It is an obvious phenomenon that a huge amount of money has been invested in drug research and development (R&D) in previous few decades but highly innovative novel medicines in large amounts has not been approved by the US Food and Drug Administration (FDA). Moreover, attrition rates are high. According to the experts, “technical success” and “target selection” are among the most important aspects to reduce attrition and increase R&D productivity.Experts are working on the secret behind the challenging R&D productivity, even after so many powerful tools have been devised to identify potential drug candidates. Why is this so that molecular mechanisms of the drugs are becoming clearer with each passage of time but novel approaches to treat them are still in fewer amounts?
There are two most important screening techniques in R&D, i.e. target-based screening and phenotypic screening, for the use of drugs against a particular disease. Target-based screening refers to the use of drug on the basis of the knowledge of molecular targets while phenotype refers to the visible characteristics of the organism. In case of target-based screening, we are often unaware of the actual mechanism and use drug on the basis of hypothesis.
Following are points related to certain drugs which can be researched on while considering R&D;
- Daptomycin is an anti-infective agent developed by Cubist by the name by Cubicin.
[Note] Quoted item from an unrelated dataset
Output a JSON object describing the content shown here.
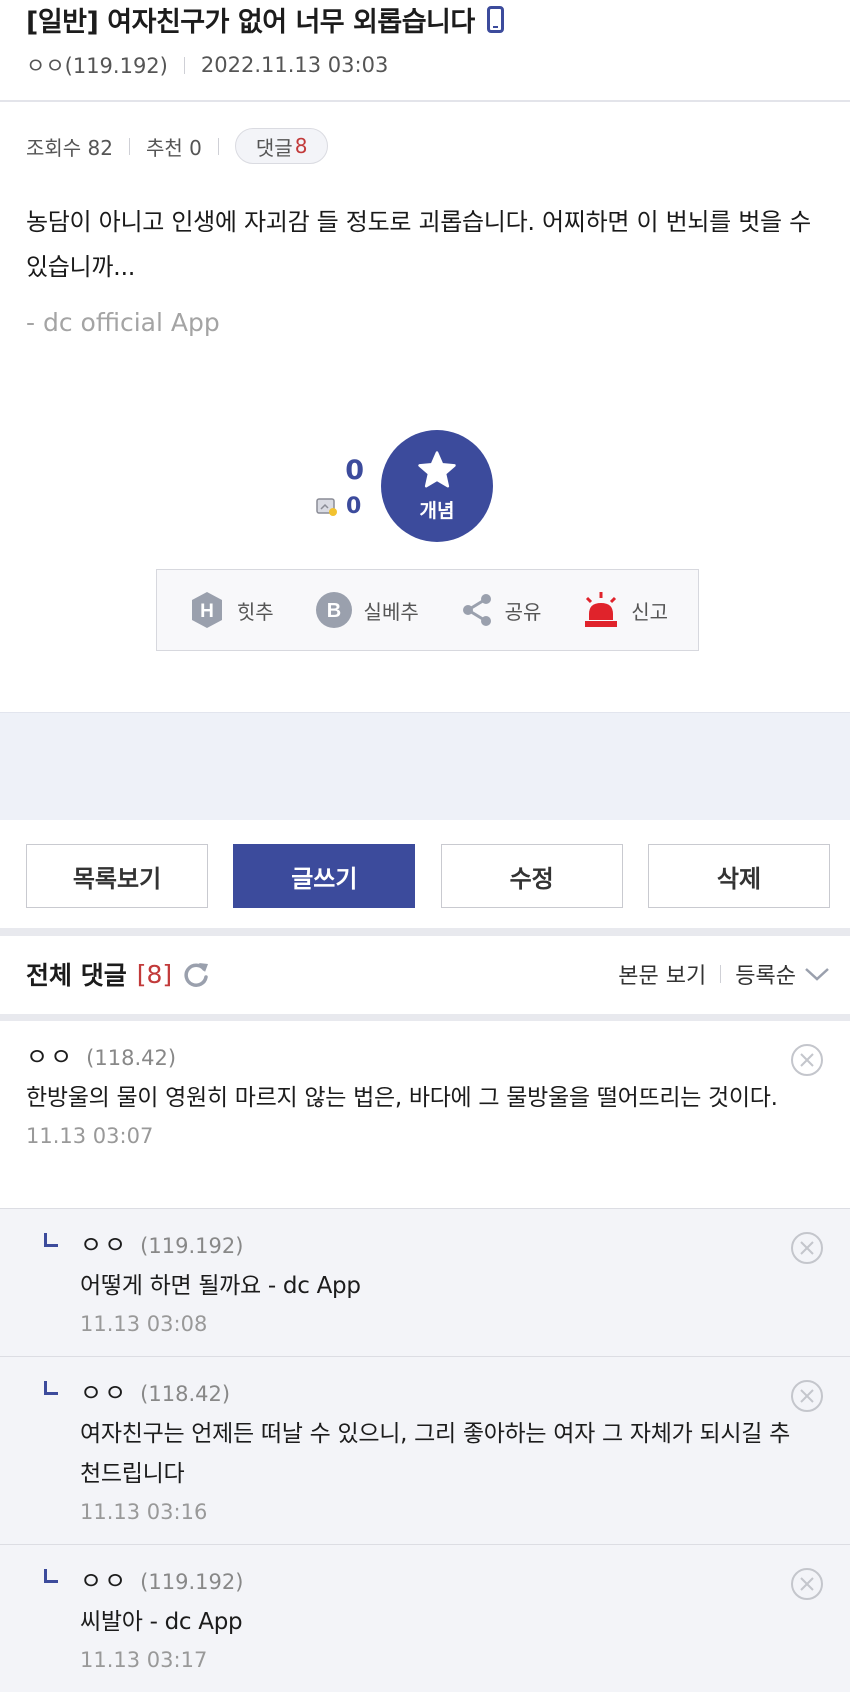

Its molecular mechanism of action is not known.
- Docosanol is an anti-infective agent by Avanir Pharmaceuticals and available by the name of Abreva. Not only its target type but also its molecular mechanism of action is not known.
- Levetiracetam is used for psychiatric and neurologic conditions. It is available under the trade name Keppra and manufactured by UCB Pharmaceuticals. However, its target type and molecular mechanism of action, both are still unknown.
- Lubiprostone is used for Gastrointestinal disorders. It is available under the trade name of Amitiza and manufactured by Sucampo Pharmaceuticals. However, both the target type and the molecular mechanism of action are still not known.
- Nateglinide is used for the treatment of type-2 diabetes. It is available under the trade name of Fastic and Starlix. Its target type is still unknown.
- Pemirolast is used for allergic conditions. It is marketed under the trade names of Alamast and Alegysal. Both the target type and the molecular mechanism of action of this drug are unknown.
- Ranolazine is used for Cardiovascular conditions. It is marketed under the trade name of Ranexa by Gilead. Its target type and molecular mechanism of action both are still unknown.
- Rufinamide is used for certain CNS conditions. It has trade name of Inovelon by Novartis. Its target type and molecular mechanism of action are not known.
- Sinecatechins is an anti-infective agent. It has trade name of Veregen by Medigene. Its molecular mechanism of action and the target type both are not clear.
- Zonisamide is used for certain CNS conditions. Its trade name is Excegran by Dainippon Pharmaceuticals. Its molecular mechanism of action and the target type both are not clear.
David C. Swinney and Jason Anthony, (2011). How were new medicines discovered? Nature Reviews-Drug Discovery, doi:10.1038/nrd3480